Chris Avellone accepts 'seven-figure payment' to settle libel suit with those who accused him of sexual misconduct

Chris Avellone
(Image credit: Luna Cruz (via Wikipedia))

In June 2020 games writer Chris Avellone, best known for his work on Planescape Torment and the Fallout series, was accused of sexual misconduct on Twitter by two women. At the time Avellone was silent beyond a few brief replies on Twitter (now deleted), but the accusations led to several studios publicly cutting ties with the writer. Around a year after the claims were first made, Avellone publicly denied them and launched a libel suit in California (later re-filed in Illinois), seeking damages for lost work, emotional distress, punitive damages, the costs of the suit, and an injunction against the accusers.

This suit has now been settled, and in a manner favourable to Avellone. His accusers, Karissa Barrows and Kelly Rae Bristol, have signed a joint statement retracting their claims. Ms. Barrows has requested her previous comments to the media be retracted. 

The full settlement details are confidential, but it "provides for a seven-figure payment" to Avallone and there are public statements from both sides:

"Mr. Avellone never sexually abused either of us. We have no knowledge that he has ever sexually abused any women. We have no knowledge that Mr. Avellone has ever misused corporate funds. Anything we have previously said or written about Mr. Avellone to the contrary was not our intent.

"We wanted to support women in the industry. In so doing, our words have been misinterpreted to suggest specific allegations of misconduct that were neither expressed nor intended. We are passionate about the safety, security and agency of women, minorities, LGBTQIA+ persons, and every other community that has seen persecution in the video game industry. We believe Mr. Avellone shares a desire to protect and uplift those communities. We believe that he deserves a full return to the industry and support him in those endeavors."

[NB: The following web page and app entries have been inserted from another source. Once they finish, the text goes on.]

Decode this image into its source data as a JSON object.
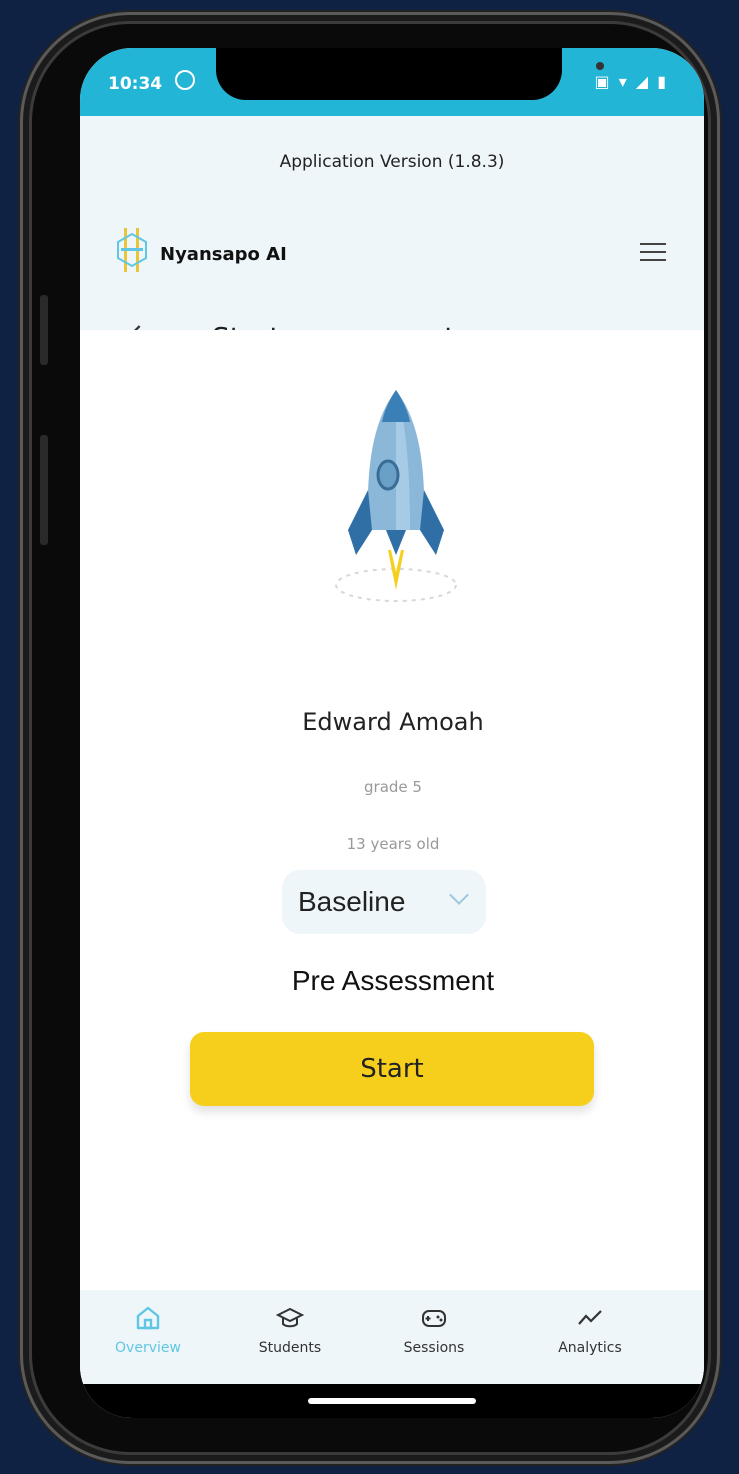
{
  "status": {
    "time": "10:34"
  },
  "header": {
    "version": "Application Version (1.8.3)",
    "brand": "Nyansapo AI",
    "title": "Start assessment"
  },
  "student": {
    "name": "Edward Amoah",
    "grade": "grade 5",
    "age": "13 years old"
  },
  "assessment": {
    "type_selected": "Baseline",
    "subtitle": "Pre Assessment",
    "start_label": "Start"
  },
  "nav": {
    "items": [
      {
        "label": "Overview",
        "icon": "home-icon",
        "active": true
      },
      {
        "label": "Students",
        "icon": "graduation-cap-icon",
        "active": false
      },
      {
        "label": "Sessions",
        "icon": "gamepad-icon",
        "active": false
      },
      {
        "label": "Analytics",
        "icon": "trend-line-icon",
        "active": false
      }
    ]
  },
  "colors": {
    "statusbar": "#22b5d5",
    "accent": "#5fc7e4",
    "button": "#f6cf1d",
    "header_bg": "#eef6fa"
  }
}
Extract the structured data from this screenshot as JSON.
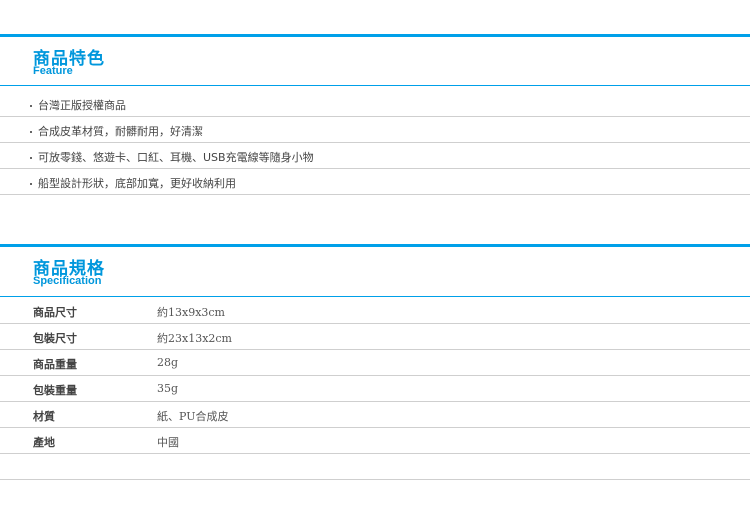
{
  "feature": {
    "title_zh": "商品特色",
    "title_en": "Feature",
    "items": [
      "台灣正版授權商品",
      "合成皮革材質，耐髒耐用，好清潔",
      "可放零錢、悠遊卡、口紅、耳機、USB充電線等隨身小物",
      "船型設計形狀，底部加寬，更好收納利用"
    ]
  },
  "specification": {
    "title_zh": "商品規格",
    "title_en": "Specification",
    "rows": [
      {
        "label": "商品尺寸",
        "value": "約13x9x3cm"
      },
      {
        "label": "包裝尺寸",
        "value": "約23x13x2cm"
      },
      {
        "label": "商品重量",
        "value": "28g"
      },
      {
        "label": "包裝重量",
        "value": "35g"
      },
      {
        "label": "材質",
        "value": "紙、PU合成皮"
      },
      {
        "label": "產地",
        "value": "中國"
      },
      {
        "label": "",
        "value": ""
      }
    ]
  },
  "colors": {
    "accent": "#00a0e9",
    "divider": "#cfcfcf"
  }
}
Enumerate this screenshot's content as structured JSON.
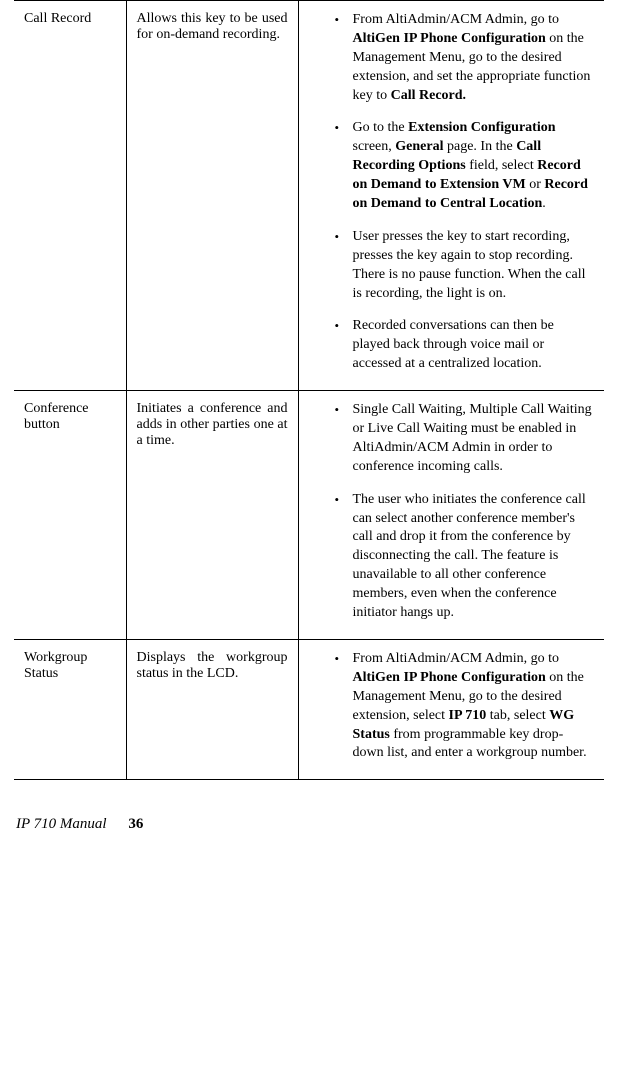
{
  "rows": [
    {
      "title": "Call Record",
      "desc": "Allows this key to be used for on-demand recording.",
      "items": [
        {
          "segments": [
            {
              "t": "From AltiAdmin/ACM Admin, go to "
            },
            {
              "t": "AltiGen IP Phone Configuration",
              "b": true
            },
            {
              "t": " on the Management Menu, go to the desired extension, and set the appropriate function key to "
            },
            {
              "t": "Call Record.",
              "b": true
            }
          ]
        },
        {
          "segments": [
            {
              "t": "Go to the "
            },
            {
              "t": "Extension Configuration",
              "b": true
            },
            {
              "t": " screen, "
            },
            {
              "t": "General",
              "b": true
            },
            {
              "t": " page. In the "
            },
            {
              "t": "Call Recording Options",
              "b": true
            },
            {
              "t": " field, select "
            },
            {
              "t": "Record on Demand to Extension VM",
              "b": true
            },
            {
              "t": " or "
            },
            {
              "t": "Record on Demand to Central Location",
              "b": true
            },
            {
              "t": "."
            }
          ]
        },
        {
          "segments": [
            {
              "t": "User presses the key to start recording, presses the key again to stop recording. There is no pause function. When the call is recording, the light is on."
            }
          ]
        },
        {
          "segments": [
            {
              "t": "Recorded conversations can then be played back through voice mail or accessed at a centralized location."
            }
          ]
        }
      ]
    },
    {
      "title": "Conference button",
      "desc": "Initiates a conference and adds in other parties one at a time.",
      "items": [
        {
          "segments": [
            {
              "t": "Single Call Waiting, Multiple Call Waiting or Live Call Waiting must be enabled in AltiAdmin/ACM Admin in order to conference incoming calls."
            }
          ]
        },
        {
          "segments": [
            {
              "t": "The user who initiates the conference call can select another conference member's call and drop it from the conference by disconnecting the call. The feature is unavailable to all other conference members, even when the conference initiator hangs up."
            }
          ]
        }
      ]
    },
    {
      "title": "Workgroup Status",
      "desc": "Displays the workgroup status in the LCD.",
      "items": [
        {
          "segments": [
            {
              "t": "From AltiAdmin/ACM Admin, go to "
            },
            {
              "t": "AltiGen IP Phone Configuration",
              "b": true
            },
            {
              "t": " on the Management Menu, go to the desired extension, select "
            },
            {
              "t": "IP 710",
              "b": true
            },
            {
              "t": " tab, select "
            },
            {
              "t": "WG Status",
              "b": true
            },
            {
              "t": " from programmable key drop-down list, and enter a workgroup number."
            }
          ]
        }
      ]
    }
  ],
  "footer": {
    "title": "IP 710 Manual",
    "page": "36"
  }
}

The above is from Karissa Barrows and Kelly Rae Bristol. 

"I appreciate the willingness of Ms. Barrows and Ms. Bristol to work with us in addressing issues within the game community, and their advocacy is to be commended and supported," says Avellone's statement. "There are still many very real challenges that we face but am confident we can face them together.

"In the spirit of these goals, I would ask everyone to respect the privacy of Ms. Barrows and Ms. Bristol and use this opportunity as a means to listen to all voices in improving our culture and our communities."

This is quite the turnaround and vindication for Avellone, who became a pariah in the immediate aftermath of the accusations. He was fired from Dying Light 2, people demanded that companies with any association with Avellone publicly denounce him, and follow-up reporting added fuel to the raging fire, with further accusations being made and Avellone described as "fucking disgusting" by one of his accusers.

"I wanted to thank everyone on both sides who chose not to rush to judgment but instead were willing to listen and let the legal process take its course, let the facts come out on both sides, and come to a resolution," wrote Avellone on Twitter after posting the settlement statement.

Not long before these accusations surfaced in 2020, Avellone was contributing to multiple games, and most of the studios behind those projects publicly distanced themselves from him. Avellone contributed writing to Into the Breach, worked as a consultant on Star Wars Jedi: Fallen Order, as well as narrative design to Pathfinder: Kingmaker. Whether he will manage that "full return to the industry" remains to be seen.

March 28, 2023: This story was updated to remove an editorialization.

Rich Stanton

Rich is a games journalist with 15 years' experience, beginning his career on Edge magazine before working for a wide range of outlets, including Ars Technica, Eurogamer, GamesRadar+, Gamespot, the Guardian, IGN, the New Statesman, Polygon, and Vice. He was the editor of Kotaku UK, the UK arm of Kotaku, for three years before joining PC Gamer. He is the author of a Brief History of Video Games, a full history of the medium, which the Midwest Book Review described as "[a] must-read for serious minded game historians and curious video game connoisseurs alike."